A passing blip of a story that could entail drastic changes in the way internet marketing and search engine results are sequenced and itemized: Spain has just proposed a new law that allows news media companies to charge search engines for displaying copyrighted content.
Search engines like Google make their money from the advertisements that juxtapose news content, but media companies have long pined for a share of that revenue. Basically, the proposed law - echoing similar pushes by media outlets in France and Germany - would make it a standard that search engines will not have to get permission to publish links, headlines, ledes, and other excerpts of news stories, but will have to pay "an equitable remuneration" for them. The problems of how payments will be measured, not to mention which excerpts must be paid for, have not been answered yet.
Considering that Spain has been one of the countries hit hardest by the prolonged economic (not-actually-a-)recession, advertising dollars have been in short supply, and nearly 10,000 Spanish journalists have been laid off in the last four years. The Spanish government has been seeking an extensive re-vamping of intellectual property rules (Spain has one of the largest internet piracy rates in the world).

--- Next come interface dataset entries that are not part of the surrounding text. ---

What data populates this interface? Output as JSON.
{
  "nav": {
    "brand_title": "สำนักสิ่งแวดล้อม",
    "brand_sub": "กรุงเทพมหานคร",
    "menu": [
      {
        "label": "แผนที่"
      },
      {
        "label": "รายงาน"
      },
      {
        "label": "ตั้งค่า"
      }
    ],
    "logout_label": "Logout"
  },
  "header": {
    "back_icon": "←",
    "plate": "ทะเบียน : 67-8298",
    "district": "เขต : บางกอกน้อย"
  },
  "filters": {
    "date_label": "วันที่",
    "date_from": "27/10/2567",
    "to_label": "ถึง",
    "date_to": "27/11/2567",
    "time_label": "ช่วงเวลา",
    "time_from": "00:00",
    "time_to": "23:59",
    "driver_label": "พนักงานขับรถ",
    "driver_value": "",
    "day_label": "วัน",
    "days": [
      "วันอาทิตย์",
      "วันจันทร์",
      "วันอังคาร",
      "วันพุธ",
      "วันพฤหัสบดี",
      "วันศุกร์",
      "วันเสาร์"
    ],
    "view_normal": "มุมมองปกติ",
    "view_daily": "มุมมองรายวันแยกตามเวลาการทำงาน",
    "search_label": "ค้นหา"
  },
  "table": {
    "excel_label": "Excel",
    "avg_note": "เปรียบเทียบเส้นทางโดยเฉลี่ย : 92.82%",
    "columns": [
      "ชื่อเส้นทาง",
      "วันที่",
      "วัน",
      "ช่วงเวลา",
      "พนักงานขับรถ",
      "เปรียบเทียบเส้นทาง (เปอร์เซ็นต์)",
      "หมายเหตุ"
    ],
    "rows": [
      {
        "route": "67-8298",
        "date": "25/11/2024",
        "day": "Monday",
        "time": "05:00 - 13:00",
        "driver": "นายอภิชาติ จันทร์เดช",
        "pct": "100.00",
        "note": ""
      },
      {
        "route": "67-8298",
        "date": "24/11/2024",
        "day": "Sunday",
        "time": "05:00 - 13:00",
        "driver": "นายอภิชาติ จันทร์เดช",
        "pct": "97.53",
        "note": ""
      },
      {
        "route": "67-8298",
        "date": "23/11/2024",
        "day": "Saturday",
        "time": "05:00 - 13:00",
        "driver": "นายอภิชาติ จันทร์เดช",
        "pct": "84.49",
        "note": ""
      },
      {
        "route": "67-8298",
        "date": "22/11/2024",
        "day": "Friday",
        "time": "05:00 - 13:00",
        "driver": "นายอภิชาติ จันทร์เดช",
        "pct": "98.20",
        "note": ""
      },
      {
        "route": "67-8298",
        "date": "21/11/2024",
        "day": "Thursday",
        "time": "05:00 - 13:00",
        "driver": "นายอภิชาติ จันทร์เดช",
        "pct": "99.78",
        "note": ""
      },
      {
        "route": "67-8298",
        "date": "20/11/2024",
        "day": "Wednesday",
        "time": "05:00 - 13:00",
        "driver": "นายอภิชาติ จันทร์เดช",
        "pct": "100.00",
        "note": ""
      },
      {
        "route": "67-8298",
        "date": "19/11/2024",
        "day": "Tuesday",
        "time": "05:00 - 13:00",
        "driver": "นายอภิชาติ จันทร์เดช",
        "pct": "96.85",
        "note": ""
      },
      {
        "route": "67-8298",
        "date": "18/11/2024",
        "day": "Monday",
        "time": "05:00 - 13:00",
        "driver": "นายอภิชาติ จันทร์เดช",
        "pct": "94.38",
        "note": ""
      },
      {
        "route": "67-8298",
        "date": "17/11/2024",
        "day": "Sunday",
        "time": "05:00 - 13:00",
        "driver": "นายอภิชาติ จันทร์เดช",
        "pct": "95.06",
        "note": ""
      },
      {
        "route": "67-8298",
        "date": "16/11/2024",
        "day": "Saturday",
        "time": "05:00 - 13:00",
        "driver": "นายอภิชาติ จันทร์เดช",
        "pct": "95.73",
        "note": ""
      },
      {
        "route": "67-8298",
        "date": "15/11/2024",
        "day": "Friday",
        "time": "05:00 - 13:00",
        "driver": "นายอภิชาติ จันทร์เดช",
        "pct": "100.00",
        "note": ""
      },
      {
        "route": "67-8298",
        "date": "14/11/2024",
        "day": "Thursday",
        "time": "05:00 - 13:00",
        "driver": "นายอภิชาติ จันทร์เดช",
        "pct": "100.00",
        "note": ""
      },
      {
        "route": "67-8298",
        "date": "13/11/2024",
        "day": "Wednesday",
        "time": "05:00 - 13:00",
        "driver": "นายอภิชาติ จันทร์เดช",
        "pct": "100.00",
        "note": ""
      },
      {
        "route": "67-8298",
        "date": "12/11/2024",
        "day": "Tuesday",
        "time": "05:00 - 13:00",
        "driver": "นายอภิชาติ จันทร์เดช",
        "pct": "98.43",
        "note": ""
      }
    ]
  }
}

What this means for North American search engines? Well, nothing...yet. But considering that looking to Europe is often a good barometer for where the tides can turn in North America - or at least in Canada, what with our strong ties to the EU - we may see similar legislation passed, or at least proposed, within the next decade. For better or worse, Canadian intellectual property laws still exist in something of a "grey zone"; this may yet take us out of that. For better or worse.